One of the interesting questions arising from Julia Gillard’s public statement that she does not believe in God is whether or not this will or should make any difference to the Christian vote. I suspect that it will make a difference but am of the opinion that it should not. Let me explain myself.
Religious values operate in a different sphere to economic and political values. My religious values tell me that Jesus is my saviour, that the triune God loves the whole world, and that i am called to love God and neighbour. There is no doubt that these values influence my economic and political priorities. They remind me that all people are equal (including non-Australians), that God cares for the poor, oppressed and the outcast, that the earth and her creatures are important etc. None of this, however, means that i would make a good political leader or economic manager. Indeed, the historic failures of Chrisendom prove the point. The problems are many, but i will just name two:
- we cannot presume that a Christian – just because they claim the label Christian – will act in a loving and unselfish manner, any more then we could presume that a non-believer is not altruistic and concerned for neighbor.
- We cannot presume that a Christian – just because they are Christian – will know which economic policy (or mix of policies) will be best served to help the poor, just as we cannot presume that an athiest is incapable of implementing laws that facilitate justice
Some have argued that we should vote for Christian leaders, not because they will make better economic or political decisions but, rather, because they will make better ‘moral’ choices – better decisions about issues of abortion or gay marriage etc. This, however, is to forget that economic and political policies are vital to national morality, since these go to the heart of what it means to live in grace and justice. More significantly, many of the things we label ‘moral’ are not in fact what government is about. This, indeed, was the problem of Chrisendom – the effort to legislate morality ends up in legalism and oppression. Personal morality, including the choice of who we have sex with, is not the responsibility of government, and we miss the point of the gospel when we think it is. Of course issues such as abortion are not merely personal, but speak to justice for the unborn. But in Australia, at least, laws on abortion are largely settled, and neither political party is likely to change them.
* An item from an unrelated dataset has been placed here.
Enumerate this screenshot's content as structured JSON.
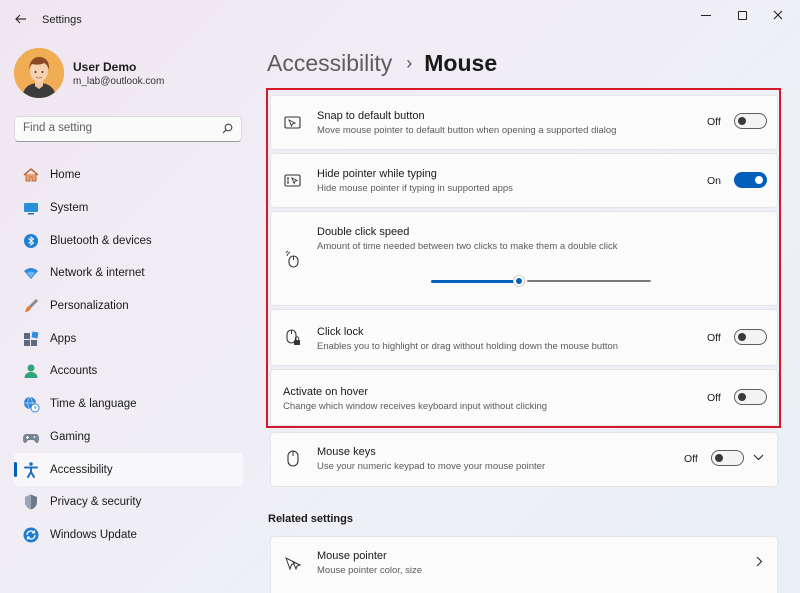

All of this to say that, while i certainly appreciated the fact that Kevin Rudd was Christian, my decision about who to vote for will not be swayed by Julia’s atheism – a position that at least she was honest enough to own up to. The real issues upon which we should determine our vote are those of economic management and political justice, especially for the poor and the refugee. Sadly, on these issues, it seems that Australian politics is in a race to the bottom (but that discussion for another time).